Monday, January 30, 2012

Bargain books

Recently I went to the local Tender Centre and placed a successful bid for a box of tatty books. For those of you unfamiliar with Tender Centres, they're places where people send unwanted items for a silent auction: you turn up on the viewing days, arm yourself with a clipboard and a bidding form, fill in your contact details and make an offer against the lot numbers. On the Sunday evening you get an email that directs you to look on-line at your account and see if you were successful, unsuccessful or able to negotiate with the vendor.
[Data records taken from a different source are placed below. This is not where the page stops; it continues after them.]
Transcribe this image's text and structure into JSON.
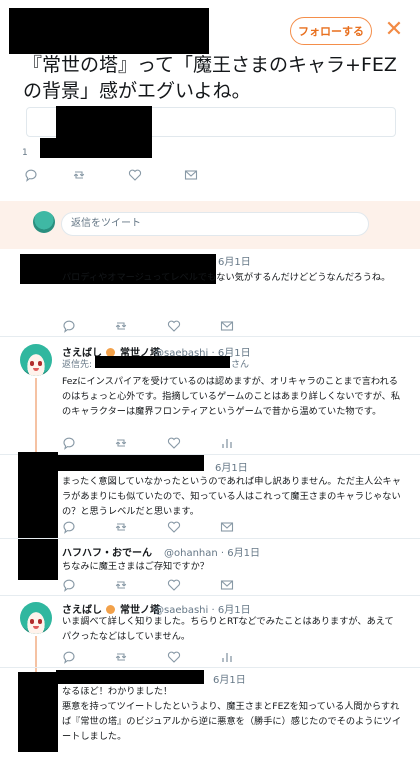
{
  "header": {
    "follow_label": "フォローする",
    "close_glyph": "✕"
  },
  "main_tweet": {
    "text": "『常世の塔』って「魔王さまのキャラ+FEZの背景」感がエグいよね。",
    "count_partial": "1"
  },
  "reply_box": {
    "placeholder": "返信をツイート"
  },
  "replies": [
    {
      "date": "6月1日",
      "text": "パロディやオマージュってレベルでもない気がするんだけどどうなんだろうね。"
    },
    {
      "name": "さえばし",
      "name_suffix": "常世ノ塔",
      "handle": "@saebashi",
      "date": "6月1日",
      "reply_to_label": "返信先:",
      "reply_to_suffix": "さん",
      "text": "Fezにインスパイアを受けているのは認めますが、オリキャラのことまで言われるのはちょっと心外です。指摘しているゲームのことはあまり詳しくないですが、私のキャラクターは魔界フロンティアというゲームで昔から温めていた物です。"
    },
    {
      "date": "6月1日",
      "text": "まったく意図していなかったというのであれば申し訳ありません。ただ主人公キャラがあまりにも似ていたので、知っている人はこれって魔王さまのキャラじゃないの？と思うレベルだと思います。"
    },
    {
      "name": "ハフハフ・おでーん",
      "handle": "@ohanhan",
      "date": "6月1日",
      "text": "ちなみに魔王さまはご存知ですか？"
    },
    {
      "name": "さえばし",
      "name_suffix": "常世ノ塔",
      "handle": "@saebashi",
      "date": "6月1日",
      "text": "いま調べて詳しく知りました。ちらりとRTなどでみたことはありますが、あえてパクったなどはしていません。"
    },
    {
      "date": "6月1日",
      "text": "なるほど！わかりました！\n悪意を持ってツイートしたというより、魔王さまとFEZを知っている人間からすれば『常世の塔』のビジュアルから逆に悪意を（勝手に）感じたのでそのようにツイートしました。"
    }
  ],
  "icons": [
    "reply-icon",
    "retweet-icon",
    "like-icon",
    "dm-icon",
    "analytics-icon"
  ],
  "colors": {
    "accent": "#e8701f",
    "text": "#14171a",
    "muted": "#657786",
    "thread": "#f5c2a3",
    "reply_band": "#fdf1ea"
  }
}
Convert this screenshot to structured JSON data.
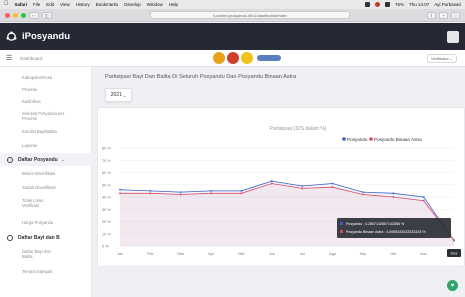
{
  "menubar": {
    "items": [
      "Safari",
      "File",
      "Edit",
      "View",
      "History",
      "Bookmarks",
      "Develop",
      "Window",
      "Help"
    ],
    "right_text": [
      "76%",
      "Thu 14.07",
      "Ayi Purbasari"
    ]
  },
  "browser": {
    "url": "4.admin.ipospandu.id/v1/dashboard/index"
  },
  "app": {
    "name": "iPosyandu"
  },
  "subheader": {
    "breadcrumb": "Dashboard",
    "user_label": "Verifikator"
  },
  "sidebar": {
    "top_items": [
      "Kabupaten/Kota",
      "Provinsi",
      "Kadin/Kec",
      "Sekolah Posyandu per Provinsi",
      "Kondisi Bayi/Balita",
      "Laporan"
    ],
    "section1": "Daftar Posyandu",
    "section1_items": [
      "Belum Diverifikasi",
      "Sudah Diverifikasi",
      "Tidak Lolos Verifikasi",
      "Harga Posyandu"
    ],
    "section2": "Daftar Bayi dan B",
    "section2_items": [
      "Daftar Bayi dan Balita",
      "Tempat Sampah"
    ]
  },
  "main": {
    "title": "Partisipasi Bayi Dan Balita Di Seluruh Posyandu Dan Posyandu Binaan Astra",
    "year_button": "2021"
  },
  "chart_data": {
    "type": "line",
    "title": "Partisipasi (D/S dalam %)",
    "categories": [
      "Jan",
      "Feb",
      "Mar",
      "Apr",
      "Mei",
      "Jun",
      "Jul",
      "Agu",
      "Sep",
      "Okt",
      "Nov",
      "Des"
    ],
    "ylim": [
      0,
      80
    ],
    "y_ticks": [
      "80 %",
      "70 %",
      "60 %",
      "50 %",
      "40 %",
      "30 %",
      "20 %",
      "10 %",
      "0 %"
    ],
    "legend_position": "top-right",
    "series": [
      {
        "name": "Posyandu",
        "color": "#3a5fc8",
        "values": [
          46,
          45,
          44,
          45,
          45,
          53,
          49,
          51,
          44,
          43,
          40,
          4.3
        ]
      },
      {
        "name": "Posyandu Binaan Astra",
        "color": "#d94b63",
        "values": [
          43,
          43,
          42,
          43,
          43,
          51,
          47,
          48,
          42,
          40,
          37,
          4.9
        ]
      }
    ],
    "tooltip": {
      "category": "Des",
      "lines": [
        "Posyandu : 4.2857142857142856 %",
        "Posyandu Binaan Astra : 4.8958333333333333 %"
      ]
    }
  }
}
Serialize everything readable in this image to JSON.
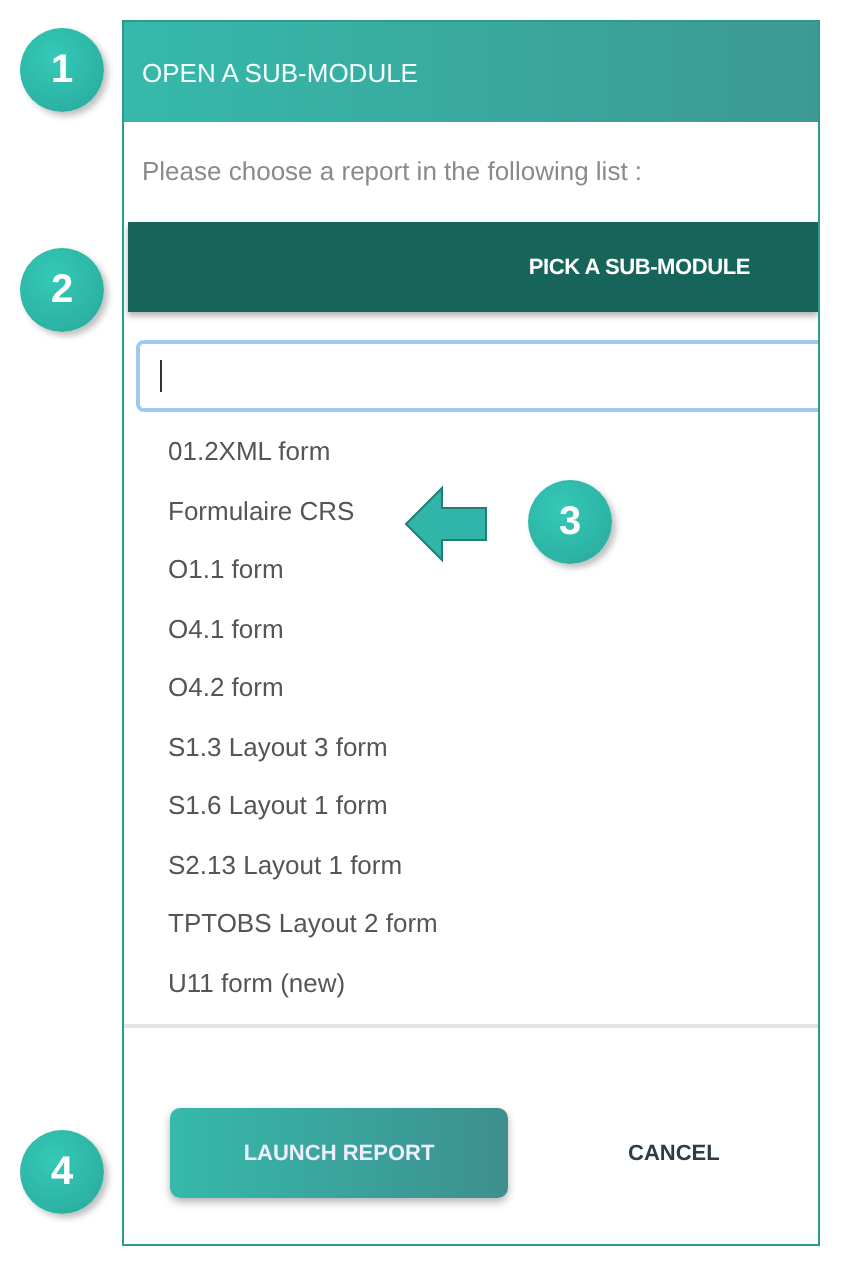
{
  "dialog": {
    "title": "OPEN A SUB-MODULE",
    "prompt": "Please choose a report in the following list :"
  },
  "picker": {
    "label": "PICK A SUB-MODULE"
  },
  "search": {
    "focused": true
  },
  "items": [
    "01.2XML form",
    "Formulaire CRS",
    "O1.1 form",
    "O4.1 form",
    "O4.2 form",
    "S1.3 Layout 3 form",
    "S1.6 Layout 1 form",
    "S2.13 Layout 1 form",
    "TPTOBS Layout 2 form",
    "U11 form (new)"
  ],
  "buttons": [
    {
      "label": "LAUNCH REPORT",
      "kind": "primary"
    },
    {
      "label": "CANCEL",
      "kind": "flat"
    }
  ],
  "callouts": [
    "1",
    "2",
    "3",
    "4"
  ]
}
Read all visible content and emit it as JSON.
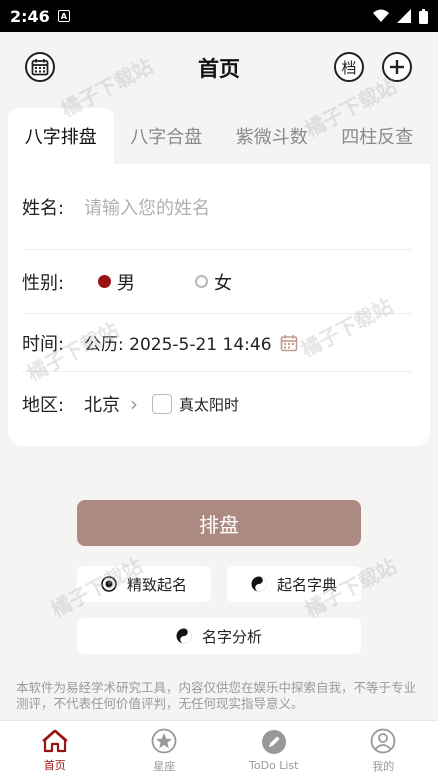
{
  "status": {
    "time": "2:46",
    "sim_letter": "A"
  },
  "header": {
    "title": "首页",
    "archive_label": "档"
  },
  "tabs": [
    {
      "label": "八字排盘",
      "active": true
    },
    {
      "label": "八字合盘",
      "active": false
    },
    {
      "label": "紫微斗数",
      "active": false
    },
    {
      "label": "四柱反查",
      "active": false
    }
  ],
  "form": {
    "name_label": "姓名:",
    "name_placeholder": "请输入您的姓名",
    "gender_label": "性别:",
    "gender_male": "男",
    "gender_female": "女",
    "time_label": "时间:",
    "time_value": "公历: 2025-5-21 14:46",
    "region_label": "地区:",
    "region_value": "北京",
    "solar_time_label": "真太阳时"
  },
  "actions": {
    "primary": "排盘",
    "fine_naming": "精致起名",
    "naming_dict": "起名字典",
    "name_analysis": "名字分析"
  },
  "disclaimer": "本软件为易经学术研究工具，内容仅供您在娱乐中探索自我，不等于专业测评，不代表任何价值评判，无任何现实指导意义。",
  "nav": [
    {
      "label": "首页",
      "icon": "home-icon",
      "active": true
    },
    {
      "label": "星座",
      "icon": "star-icon",
      "active": false
    },
    {
      "label": "ToDo List",
      "icon": "pencil-icon",
      "active": false
    },
    {
      "label": "我的",
      "icon": "profile-icon",
      "active": false
    }
  ],
  "watermark": "橘子下载站",
  "colors": {
    "accent": "#9a1313",
    "primary_button": "#ac8a82",
    "background": "#f5f4f2"
  }
}
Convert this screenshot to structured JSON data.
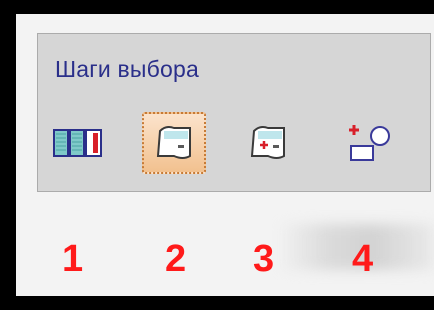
{
  "panel": {
    "title": "Шаги выбора",
    "tools": [
      {
        "icon": "multiple-panels-icon",
        "active": false
      },
      {
        "icon": "pick-element-icon",
        "active": true
      },
      {
        "icon": "add-to-selection-icon",
        "active": false
      },
      {
        "icon": "add-shapes-icon",
        "active": false
      }
    ]
  },
  "steps": [
    "1",
    "2",
    "3",
    "4"
  ],
  "colors": {
    "accent_red": "#ff1a1a",
    "title_blue": "#2a2f8a",
    "active_fill": "#f2c18f"
  }
}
A couple of weekends ago we went along and placed several bids, won a few, failed on three, and came away with the above-mentioned box of books, which was cleverly disguised amongst the bric-a-brac by being placed in between a box of decaying encyclopedias (encyclopedii?) and a LARGE box of evangelical tomes on Christian marriage (you know what I think about evangelical Christianity). We also bid successfully for a box of fossilised wood, a pair of hedge clippers and a sander. I could have been forgiven for failing to notice the books, I feel, but I'm glad I didn't.

In amongst the beautiful covers of "With Nelson in Command" by Robert Leighton ("A Story of the Battle of the Baltic"), a volume of Churchill's early life and two volumes of "An Historian's History of the World" (1889) was a battered book block with a black covers... which turned out to be a 1729 King James Bible. 1729! That's older than the history of white settlement in Australia. I'll have to show you the Nelson book in a future post: it's hilarious, but right now I'm most excited about the bible, not least because I'm dyslexic with numbers (if you see what I mean) and initially read the date of publication as 1792 before I realised I was out by 63 years!

To be honest with you, I'm not sure what to do with it. You can see the beautiful front cover, but the back cover is missing. The spine is fused to the book block and I know NOTHING about 18th century bindings so I'm not sure how it is constructed or how to dissect it - if I had the courage to dissect it, which I don't. I'm not even sure if the cover is thin leather on board or embossed paper on board, although I do know that the hand marbled end-papers (front only, sadly) are exquisite. The book block itself is in extraordinarily good condition, especially considering the humid conditions of sub-tropical New South Wales! As well as the Old and New Testaments there is also a Psalter at the end of the book and I must look and see what the front page of the Psalter says.

Had I not bid successfully for the box, I wonder what would have happened to the books? The Tender Centre system allows items to be shown for two consecutive sales, after which they are returned to the vendor if not sold. I find it hard to understand that the vendor didn't realise the value of the box: the other books are probably worth $100 or so each, to the right purchaser of course. In a new country it is thrilling to hold in one's hand a book that pre-dates 'modern' (i.e. 'white') Australia. How amazing to hold something that is almost 300 years old! I can't wait to show it to the kids in my daughter's class - and I can't wait to find out more about the bible itself, if that's possible. How did it end up in a sale room in Coffs Harbour? Almost 300 years ago it was printed in Oxford, England... it's obviously had a heck of a life since then.


Velma Bolyard said...

i bet the paper is wonderful. you've got a treasure, for sure! maybe several! i often wonder about the treasures that go to the sales after being loved and used and treasures, perhaps for generations.

dinahmow said...

I'd have a word with Carol(Barnacle Goose) as she has some contacts in the game.

Looks like a useful haul, Sara.

Carol said...

Wonderful cover, which looks to me like leather with all that great gold tooling. Pity it has lost its back board along the way. Sounds as though it's a tight back, where the leather spine is very firmly attached to the text block. It is possible to remove this but very difficult to get it off without damage.
After seeing how you dealt with the Italian book I feel you could work on it yourself but you may just prefer to make a clam shell box to keep it safe forever.
Having it professionally restored or conserved is expensive to say the least.
I LOVE our local Tender Centre, but usually spend far more than I'd planned. Books, tools and rusty stuff are my downfall.

Snippety Gibbet said...

What amazing purchases. I love those sorts of books on my shelves. I usually buy them with the intent of using them in some sort of crafty way, then I end up just loving to look at them.


Related Posts Widget for Blogs by LinkWithin